A whimsical look at life growing up in the small town of Waldron, Arkansas in the 1960s and 1970s, plus occasional observations from the present. Want to start at the very beginning? Click HERE.

Monday, November 7, 2011

It Just Wouldn't Look Right If Jesus Got Saved

The first time Patsy Ruth Allen came to conduct a Kid's Crusade at Waldron Assembly of God was sometime in the early 1960's.  We were used to Vacation Bible School; we had that every summer.  But this time our pastor (and my uncle) Sam Waganer had decided to try something different.  All of us kids were gathered in the sanctuary when a small bundle of energy appeared before us in the form of Patsy Ruth Allen.  Patsy Ruth was a middle-aged woman who went around conducting Kid's Crusades for churches around the Southwest.  As she spoke to us, she would occasionally ask a question.  When someone in the audience came up with the answer, she would fling a piece of candy toward the correct respondent from the big box of candy that she carried around with her. 

On that first night of Kid's Crusade, she made this statement:  "One of the most important passages in the Bible is Malachi 3:8,9, and 10.  I want to encourage you to memorize that passage.  In fact, on Friday night, anyone who can stand and recite Malachi 3:8,9, and 10 will be allowed to come up here and reach your hand into this candy box and draw out as much candy as you can hold."  To the young, pudgy Billy Yates, this was the equivalent of saying "sic-em."

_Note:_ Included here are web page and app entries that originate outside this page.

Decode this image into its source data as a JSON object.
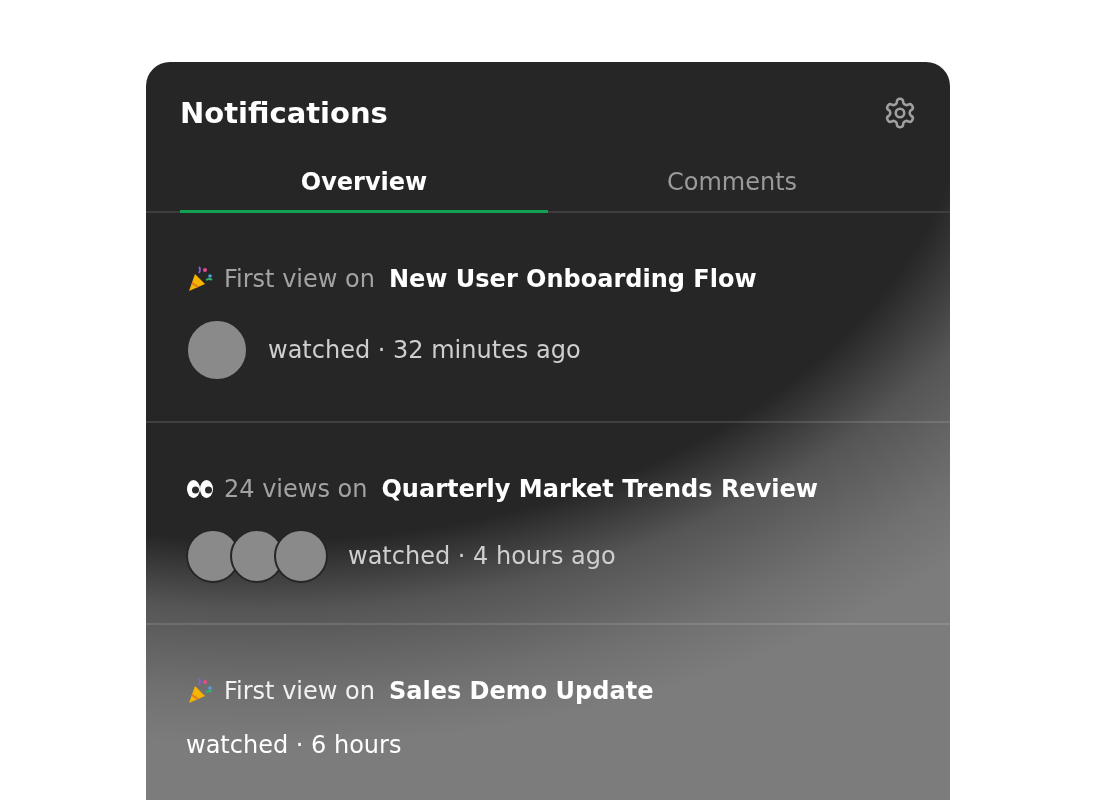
{
  "panel": {
    "title": "Notifications"
  },
  "tabs": [
    {
      "label": "Overview",
      "selected": true
    },
    {
      "label": "Comments",
      "selected": false
    }
  ],
  "notifications": [
    {
      "kind": "party",
      "action": "First view on",
      "subject": "New User Onboarding Flow",
      "meta": "watched · 32 minutes ago",
      "avatars": [
        {
          "kind": "photo"
        }
      ]
    },
    {
      "kind": "eyes",
      "action": "24 views on",
      "subject": "Quarterly Market Trends Review",
      "meta": "watched · 4 hours ago",
      "avatars": [
        {
          "kind": "photo"
        },
        {
          "kind": "photo"
        },
        {
          "kind": "photo"
        }
      ]
    },
    {
      "kind": "party",
      "action": "First view on",
      "subject": "Sales Demo Update",
      "meta": "watched · 6 hours"
    }
  ]
}
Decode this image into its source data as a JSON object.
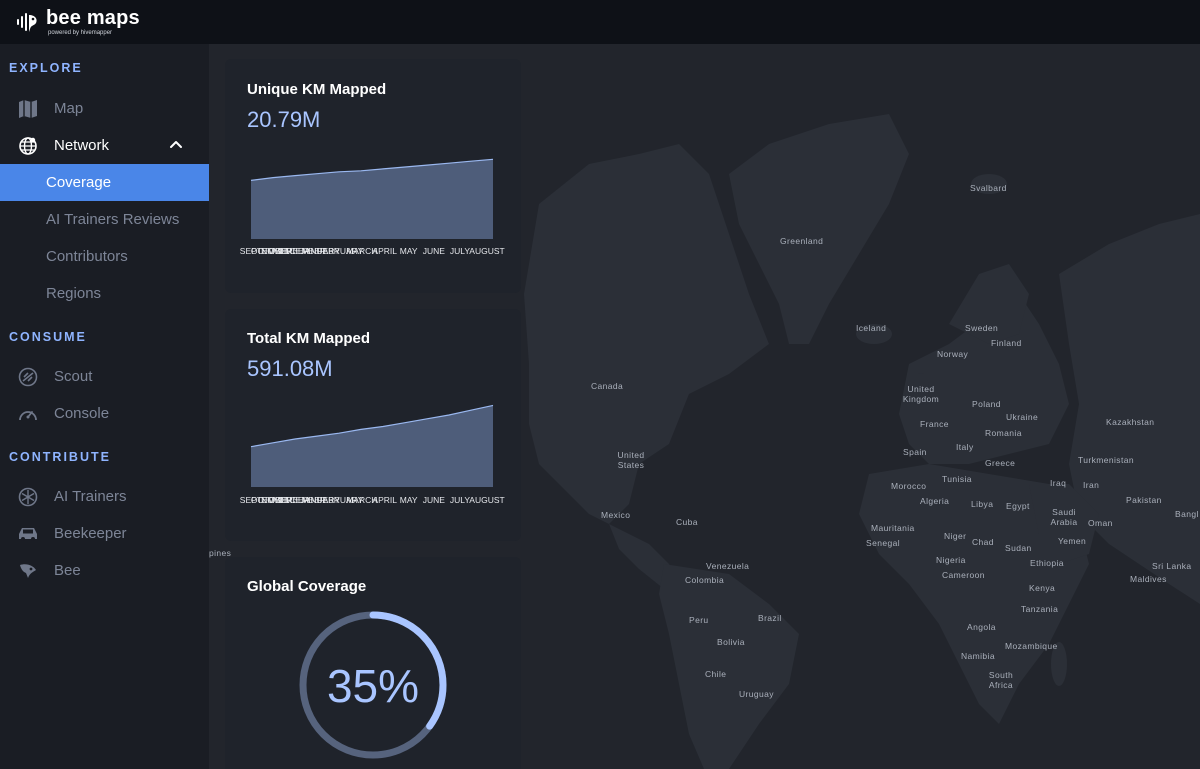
{
  "brand": {
    "name": "bee maps",
    "tagline": "powered by hivemapper"
  },
  "sidebar": {
    "sections": [
      {
        "title": "EXPLORE"
      },
      {
        "title": "CONSUME"
      },
      {
        "title": "CONTRIBUTE"
      }
    ],
    "items": {
      "map": {
        "label": "Map",
        "icon": "map-icon"
      },
      "network": {
        "label": "Network",
        "icon": "globe-icon",
        "expanded": true
      },
      "coverage": {
        "label": "Coverage",
        "active": true
      },
      "ai_reviews": {
        "label": "AI Trainers Reviews"
      },
      "contributors": {
        "label": "Contributors"
      },
      "regions": {
        "label": "Regions"
      },
      "scout": {
        "label": "Scout",
        "icon": "scout-icon"
      },
      "console": {
        "label": "Console",
        "icon": "gauge-icon"
      },
      "ai_trainers": {
        "label": "AI Trainers",
        "icon": "ai-trainers-icon"
      },
      "beekeeper": {
        "label": "Beekeeper",
        "icon": "car-icon"
      },
      "bee": {
        "label": "Bee",
        "icon": "bee-device-icon"
      }
    },
    "active_color": "#4a86e8"
  },
  "cards": {
    "unique": {
      "title": "Unique KM Mapped",
      "value": "20.79M"
    },
    "total": {
      "title": "Total KM Mapped",
      "value": "591.08M"
    },
    "coverage": {
      "title": "Global Coverage",
      "value": "35%",
      "fraction": 0.35
    }
  },
  "chart_data": [
    {
      "type": "area",
      "categories": [
        "SEPTEMBER",
        "OCTOBER",
        "NOVEMBER",
        "DECEMBER",
        "JANUARY",
        "FEBRUARY",
        "MARCH",
        "APRIL",
        "MAY",
        "JUNE",
        "JULY",
        "AUGUST"
      ],
      "values": [
        0.61,
        0.64,
        0.66,
        0.68,
        0.7,
        0.71,
        0.73,
        0.75,
        0.77,
        0.79,
        0.81,
        0.83
      ],
      "title": "Unique KM Mapped",
      "ylim": [
        0,
        1
      ]
    },
    {
      "type": "area",
      "categories": [
        "SEPTEMBER",
        "OCTOBER",
        "NOVEMBER",
        "DECEMBER",
        "JANUARY",
        "FEBRUARY",
        "MARCH",
        "APRIL",
        "MAY",
        "JUNE",
        "JULY",
        "AUGUST"
      ],
      "values": [
        0.42,
        0.46,
        0.5,
        0.53,
        0.56,
        0.6,
        0.63,
        0.67,
        0.71,
        0.75,
        0.8,
        0.85
      ],
      "title": "Total KM Mapped",
      "ylim": [
        0,
        1
      ]
    }
  ],
  "map_labels": [
    "Svalbard",
    "Greenland",
    "Iceland",
    "Sweden",
    "Norway",
    "Finland",
    "Canada",
    "United Kingdom",
    "Poland",
    "Ukraine",
    "Kazakhstan",
    "France",
    "Romania",
    "Italy",
    "Spain",
    "Greece",
    "Turkmenistan",
    "United States",
    "Tunisia",
    "Morocco",
    "Algeria",
    "Libya",
    "Egypt",
    "Iraq",
    "Iran",
    "Saudi Arabia",
    "Pakistan",
    "Oman",
    "Mexico",
    "Cuba",
    "Mauritania",
    "Senegal",
    "Niger",
    "Chad",
    "Sudan",
    "Yemen",
    "Venezuela",
    "Colombia",
    "Nigeria",
    "Cameroon",
    "Ethiopia",
    "Sri Lanka",
    "Maldives",
    "Kenya",
    "Tanzania",
    "Peru",
    "Brazil",
    "Bolivia",
    "Angola",
    "Mozambique",
    "Namibia",
    "Chile",
    "South Africa",
    "Uruguay",
    "pines",
    "Bangl"
  ],
  "colors": {
    "accent": "#8fb4ff",
    "chart_fill": "#4e5d7a",
    "chart_line": "#9ab8f0",
    "ring_track": "#56637d",
    "ring_progress": "#a9c5ff"
  }
}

I worked diligently to memorize the passage.  I would practice it over and over each day.  Finally, I reached the point where I could recite it by memory.  When Friday night arrived, I was ready. 

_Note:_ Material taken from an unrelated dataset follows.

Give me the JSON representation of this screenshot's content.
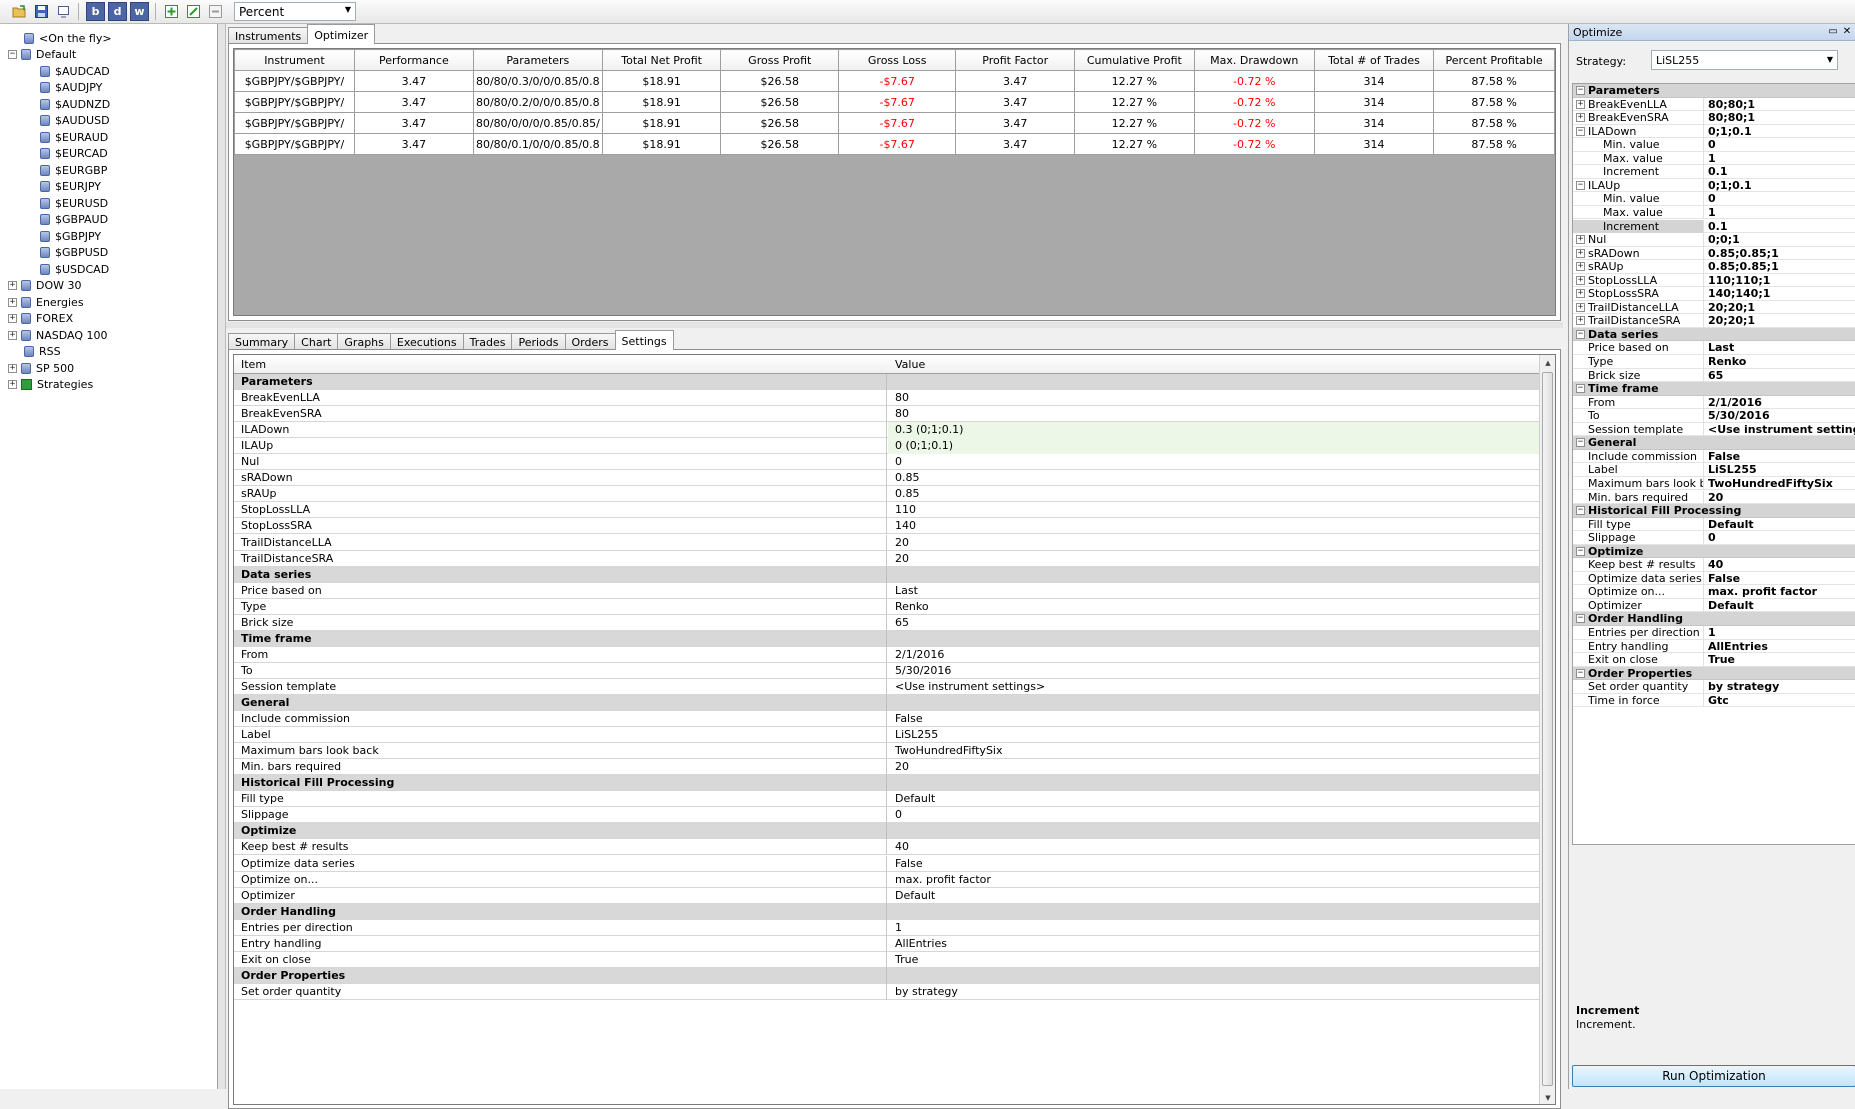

Patsy Ruth asked who had memorized the scripture, and I and maybe one or two others stood up.  She pointed at me, and I began to recite:  "Will a man rob God?  But ye have robbed me.  But ye say wherein have we robbed thee?  In tithes and offerings.  Ye are cursed with a curse, for ye have robbed me even this whole nation.  Bring ye all the tithes into the storehouse, that there may be meat in mine house, and prove me now herewith, sayeth the Lord of Hosts, if I will not open up the windows of Heaven and pour you out a blessing, that there shall not be room enough to receive it."  Proudly, I walked to the front of the church, thrust my hand into the box of candy, and withdrew as much as I could hold.  Powerful stuff, that candy.  That passage of scripture has been retained in my memory for about 45 years.

Three or four years later, Patsy Ruth came back to conduct another service at church.  This time, however, it was not to be a Kid's Crusade, but rather a special one-time dramatic presentation.  She met with us on a Saturday to prepare for the presentation the next night.  We would be acting out a scene from the book of Revelation, specifically the Last Judgement, when those who had rejected Christ would face the punishment of the Lake of Fire.  For dramatic purposes, the Lake of Fire was actually a box fan laid down flat, with orange streamers attached to the grill which, when turned on and lit with a red lamp, looked remarkably like an actual Lake of Fire.  I was given the role of Jesus. Satan was to be portrayed by my friend David Yandell.   Satan, in a somewhat more dramatic role than mine, would circulate among the audience, and periodically reach out an seize some hapless individual (actually someone with whom Patsy Ruth had prearranged their participation).  The poor soul would of course resist as much as possible, but their screams would have no effect.  They would be led forcibly up to the front where I, as Jesus, was standing.  I would look at the poor wretch and sadly shake my head no, whereupon the sinner would again be led screaming and resisting over to the Lake of Fire, to be discarded like a used Kleenex. 

It was all surprisingly effective.  On the night of the performance, we had a house full.  We were all in costume, the lights were off in the sanctuary, and the Lake of Fire, with it's oddly lit orange streamers, looked frightening.  You could feel the tension as people were led off screaming to their fate.  Perhaps part of the tension was due to the audience members who, not aware of the prearranged actors scattered among them, feared that they might be called upon to deliver a spontaneous performance.  Anyway, during the altar call, several people came up to get saved. 

This created a rather unusual dilemma for me.  I, too, felt a tug that perhaps I needed to make things right with the Lord.  I had always gone to church, but I had never actually surrendered my heart to Jesus.  Unfortunately, at that moment, I was Jesus.  I was dressed like Jesus, I had just been presented as Jesus, so how would it look, I reasoned, for Jesus to go up and get saved?  Faced with the uncomfortable choice of Eternal Damnation versus Possible Ridicule, I, as the loyal reader of this blog might guess, chose avoidance of ridicule.  I would, I determined, preserve the integrity of my role. 

So, I didn't go up.  Not that night.  But I did, a few years later, on June 22, 1971 to be specific.  And I don't guess we ever had Patsy Ruth Allen back for another Kid's Crusade, or if we did I was already past being a kid.  But I'll never forget her!

1 comment:

  1. Great story (but I shouldn't expect less from a great storyteller!)